*** Opening Data excerpts ***

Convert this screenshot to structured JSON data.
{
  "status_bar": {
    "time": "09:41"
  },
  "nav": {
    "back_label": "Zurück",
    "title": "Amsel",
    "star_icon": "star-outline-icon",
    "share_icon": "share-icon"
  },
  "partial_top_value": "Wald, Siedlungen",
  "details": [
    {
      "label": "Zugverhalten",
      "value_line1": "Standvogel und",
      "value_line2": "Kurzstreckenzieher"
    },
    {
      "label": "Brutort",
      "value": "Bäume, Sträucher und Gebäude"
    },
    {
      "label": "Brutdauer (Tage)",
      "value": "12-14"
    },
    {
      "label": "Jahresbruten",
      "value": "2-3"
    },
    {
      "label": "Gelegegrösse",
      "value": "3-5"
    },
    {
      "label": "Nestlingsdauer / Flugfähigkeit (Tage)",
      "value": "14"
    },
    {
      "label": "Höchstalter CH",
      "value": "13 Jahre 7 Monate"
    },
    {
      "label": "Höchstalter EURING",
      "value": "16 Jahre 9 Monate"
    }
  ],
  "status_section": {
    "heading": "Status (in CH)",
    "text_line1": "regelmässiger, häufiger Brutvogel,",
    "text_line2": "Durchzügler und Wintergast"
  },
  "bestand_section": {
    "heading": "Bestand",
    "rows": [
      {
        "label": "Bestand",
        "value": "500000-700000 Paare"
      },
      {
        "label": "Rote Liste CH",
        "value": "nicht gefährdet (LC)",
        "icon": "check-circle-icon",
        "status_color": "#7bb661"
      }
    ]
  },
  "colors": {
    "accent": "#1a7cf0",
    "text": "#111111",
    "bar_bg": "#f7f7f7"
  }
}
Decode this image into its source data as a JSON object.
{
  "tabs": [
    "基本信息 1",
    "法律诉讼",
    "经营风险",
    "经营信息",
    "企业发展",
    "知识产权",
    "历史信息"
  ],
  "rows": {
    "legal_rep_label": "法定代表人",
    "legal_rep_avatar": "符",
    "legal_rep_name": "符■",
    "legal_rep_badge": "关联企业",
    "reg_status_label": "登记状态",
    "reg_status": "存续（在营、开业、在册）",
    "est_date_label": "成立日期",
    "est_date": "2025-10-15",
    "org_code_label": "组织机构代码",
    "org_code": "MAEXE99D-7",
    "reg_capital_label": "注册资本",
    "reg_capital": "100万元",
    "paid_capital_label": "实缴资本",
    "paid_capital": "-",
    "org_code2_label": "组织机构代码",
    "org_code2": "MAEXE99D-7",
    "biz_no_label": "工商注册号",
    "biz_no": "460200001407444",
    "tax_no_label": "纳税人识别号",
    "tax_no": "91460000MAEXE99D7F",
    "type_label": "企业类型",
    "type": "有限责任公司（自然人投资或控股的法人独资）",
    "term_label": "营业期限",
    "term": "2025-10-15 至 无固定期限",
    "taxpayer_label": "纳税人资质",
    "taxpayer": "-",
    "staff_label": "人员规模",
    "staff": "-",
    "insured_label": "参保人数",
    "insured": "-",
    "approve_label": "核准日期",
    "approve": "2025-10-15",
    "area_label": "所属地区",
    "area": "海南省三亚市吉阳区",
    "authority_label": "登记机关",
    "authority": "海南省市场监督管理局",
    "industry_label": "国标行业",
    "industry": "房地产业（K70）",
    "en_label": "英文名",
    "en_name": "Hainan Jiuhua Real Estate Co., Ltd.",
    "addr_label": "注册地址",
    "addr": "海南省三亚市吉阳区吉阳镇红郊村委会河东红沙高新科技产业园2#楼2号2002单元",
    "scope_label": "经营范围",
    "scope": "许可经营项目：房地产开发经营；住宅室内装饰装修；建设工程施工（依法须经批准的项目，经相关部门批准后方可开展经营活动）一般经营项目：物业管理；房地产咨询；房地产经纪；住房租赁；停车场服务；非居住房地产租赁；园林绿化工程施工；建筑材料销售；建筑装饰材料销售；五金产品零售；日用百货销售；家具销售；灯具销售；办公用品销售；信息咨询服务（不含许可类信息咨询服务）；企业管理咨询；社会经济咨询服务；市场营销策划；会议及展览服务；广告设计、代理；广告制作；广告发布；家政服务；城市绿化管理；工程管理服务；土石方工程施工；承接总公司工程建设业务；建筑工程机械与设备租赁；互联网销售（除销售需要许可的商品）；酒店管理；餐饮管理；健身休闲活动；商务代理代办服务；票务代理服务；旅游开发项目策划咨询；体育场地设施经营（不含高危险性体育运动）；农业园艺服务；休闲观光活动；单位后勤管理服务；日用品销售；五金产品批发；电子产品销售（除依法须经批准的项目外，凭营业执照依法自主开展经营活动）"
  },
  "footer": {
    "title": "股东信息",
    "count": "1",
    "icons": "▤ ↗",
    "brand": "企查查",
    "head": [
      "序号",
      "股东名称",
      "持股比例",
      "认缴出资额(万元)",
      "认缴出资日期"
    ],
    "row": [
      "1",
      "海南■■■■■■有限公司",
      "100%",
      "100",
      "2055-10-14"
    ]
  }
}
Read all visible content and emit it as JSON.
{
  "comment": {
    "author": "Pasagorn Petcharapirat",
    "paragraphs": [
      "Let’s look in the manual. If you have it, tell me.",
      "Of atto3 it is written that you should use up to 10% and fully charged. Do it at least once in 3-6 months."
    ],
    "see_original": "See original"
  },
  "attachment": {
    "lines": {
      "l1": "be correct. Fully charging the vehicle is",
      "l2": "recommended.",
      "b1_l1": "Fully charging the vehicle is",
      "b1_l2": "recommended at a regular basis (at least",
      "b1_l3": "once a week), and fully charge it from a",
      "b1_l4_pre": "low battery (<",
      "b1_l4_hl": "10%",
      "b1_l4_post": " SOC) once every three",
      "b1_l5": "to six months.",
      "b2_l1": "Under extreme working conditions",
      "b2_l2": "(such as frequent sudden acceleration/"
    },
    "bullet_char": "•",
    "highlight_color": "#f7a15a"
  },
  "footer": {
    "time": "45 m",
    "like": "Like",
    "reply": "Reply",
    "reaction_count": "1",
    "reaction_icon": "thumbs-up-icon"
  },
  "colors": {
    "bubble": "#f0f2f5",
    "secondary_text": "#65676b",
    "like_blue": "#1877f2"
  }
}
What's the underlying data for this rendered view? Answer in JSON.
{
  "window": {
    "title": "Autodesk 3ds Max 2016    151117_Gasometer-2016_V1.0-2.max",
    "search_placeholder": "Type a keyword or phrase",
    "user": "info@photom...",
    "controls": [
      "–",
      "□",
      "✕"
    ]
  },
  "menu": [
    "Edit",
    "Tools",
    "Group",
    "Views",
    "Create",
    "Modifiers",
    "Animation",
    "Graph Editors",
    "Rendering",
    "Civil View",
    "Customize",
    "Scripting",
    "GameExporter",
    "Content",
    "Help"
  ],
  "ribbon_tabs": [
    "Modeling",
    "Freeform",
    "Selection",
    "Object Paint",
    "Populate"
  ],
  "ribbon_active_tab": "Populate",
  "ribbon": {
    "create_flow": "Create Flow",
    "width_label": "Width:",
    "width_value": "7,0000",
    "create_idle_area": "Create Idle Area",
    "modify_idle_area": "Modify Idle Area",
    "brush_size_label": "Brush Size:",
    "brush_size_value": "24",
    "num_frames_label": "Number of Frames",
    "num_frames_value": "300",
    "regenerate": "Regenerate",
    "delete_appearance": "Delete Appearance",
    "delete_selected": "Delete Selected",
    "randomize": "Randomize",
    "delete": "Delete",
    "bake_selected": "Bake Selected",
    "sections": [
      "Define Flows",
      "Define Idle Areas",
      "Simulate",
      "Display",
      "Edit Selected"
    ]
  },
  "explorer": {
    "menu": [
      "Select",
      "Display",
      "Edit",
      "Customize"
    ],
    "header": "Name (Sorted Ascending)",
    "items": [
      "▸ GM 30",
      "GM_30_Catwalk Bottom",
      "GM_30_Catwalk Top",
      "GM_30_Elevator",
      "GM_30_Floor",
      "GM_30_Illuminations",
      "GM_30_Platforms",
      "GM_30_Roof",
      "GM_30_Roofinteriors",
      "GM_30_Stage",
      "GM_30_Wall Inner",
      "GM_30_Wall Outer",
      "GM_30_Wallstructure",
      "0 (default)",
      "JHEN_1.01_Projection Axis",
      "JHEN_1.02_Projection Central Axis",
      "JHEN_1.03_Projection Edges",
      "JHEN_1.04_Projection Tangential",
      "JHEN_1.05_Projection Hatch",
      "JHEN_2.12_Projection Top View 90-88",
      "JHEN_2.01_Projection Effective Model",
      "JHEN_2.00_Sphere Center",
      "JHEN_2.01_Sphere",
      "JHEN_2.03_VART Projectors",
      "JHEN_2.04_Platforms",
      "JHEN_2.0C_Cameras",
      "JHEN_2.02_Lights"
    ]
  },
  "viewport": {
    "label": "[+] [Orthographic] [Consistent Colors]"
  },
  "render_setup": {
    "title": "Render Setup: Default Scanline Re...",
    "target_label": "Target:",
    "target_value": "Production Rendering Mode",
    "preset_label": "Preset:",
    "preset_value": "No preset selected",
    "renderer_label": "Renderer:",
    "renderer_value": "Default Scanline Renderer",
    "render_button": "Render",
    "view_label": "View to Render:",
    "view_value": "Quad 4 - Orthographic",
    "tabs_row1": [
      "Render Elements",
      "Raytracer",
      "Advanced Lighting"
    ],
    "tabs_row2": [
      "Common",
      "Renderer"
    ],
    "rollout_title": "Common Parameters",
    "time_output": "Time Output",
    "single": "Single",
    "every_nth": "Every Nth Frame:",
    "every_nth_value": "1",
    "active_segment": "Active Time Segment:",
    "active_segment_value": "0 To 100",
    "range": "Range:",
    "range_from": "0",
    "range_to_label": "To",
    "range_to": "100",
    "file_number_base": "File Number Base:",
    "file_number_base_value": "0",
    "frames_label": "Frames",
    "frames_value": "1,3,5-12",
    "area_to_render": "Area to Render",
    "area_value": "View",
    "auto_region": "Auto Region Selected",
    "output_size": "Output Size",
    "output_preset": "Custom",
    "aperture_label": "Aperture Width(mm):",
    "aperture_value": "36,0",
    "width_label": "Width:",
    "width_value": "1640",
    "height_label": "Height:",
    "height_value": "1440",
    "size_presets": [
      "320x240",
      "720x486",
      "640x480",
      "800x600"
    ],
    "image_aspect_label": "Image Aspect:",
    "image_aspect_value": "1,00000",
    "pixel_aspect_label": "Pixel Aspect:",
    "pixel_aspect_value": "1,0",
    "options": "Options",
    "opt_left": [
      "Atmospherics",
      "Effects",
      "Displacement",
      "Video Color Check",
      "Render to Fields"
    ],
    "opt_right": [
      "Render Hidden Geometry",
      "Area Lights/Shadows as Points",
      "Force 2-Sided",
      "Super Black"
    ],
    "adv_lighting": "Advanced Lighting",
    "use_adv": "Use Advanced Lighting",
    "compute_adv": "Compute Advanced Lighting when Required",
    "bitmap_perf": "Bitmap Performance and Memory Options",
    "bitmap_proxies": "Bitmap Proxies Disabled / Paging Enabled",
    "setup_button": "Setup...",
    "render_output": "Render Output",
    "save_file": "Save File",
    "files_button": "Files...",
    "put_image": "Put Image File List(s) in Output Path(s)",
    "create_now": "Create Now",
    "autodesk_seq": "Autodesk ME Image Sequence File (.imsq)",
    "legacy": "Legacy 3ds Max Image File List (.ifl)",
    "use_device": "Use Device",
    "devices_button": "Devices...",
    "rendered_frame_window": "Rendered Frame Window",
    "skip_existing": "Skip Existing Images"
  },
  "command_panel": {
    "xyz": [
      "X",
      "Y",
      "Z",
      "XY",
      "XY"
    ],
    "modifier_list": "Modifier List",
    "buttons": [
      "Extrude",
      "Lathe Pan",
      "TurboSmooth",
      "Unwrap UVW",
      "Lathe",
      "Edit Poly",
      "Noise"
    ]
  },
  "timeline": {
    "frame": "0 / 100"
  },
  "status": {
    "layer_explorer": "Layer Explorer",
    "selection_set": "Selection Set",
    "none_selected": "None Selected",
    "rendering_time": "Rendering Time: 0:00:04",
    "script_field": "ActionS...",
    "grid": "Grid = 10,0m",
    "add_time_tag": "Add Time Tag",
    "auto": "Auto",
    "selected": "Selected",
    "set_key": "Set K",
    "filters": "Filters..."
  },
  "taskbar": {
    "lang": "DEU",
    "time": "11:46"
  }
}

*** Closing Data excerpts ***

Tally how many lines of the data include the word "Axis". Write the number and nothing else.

→ Exercise result:
2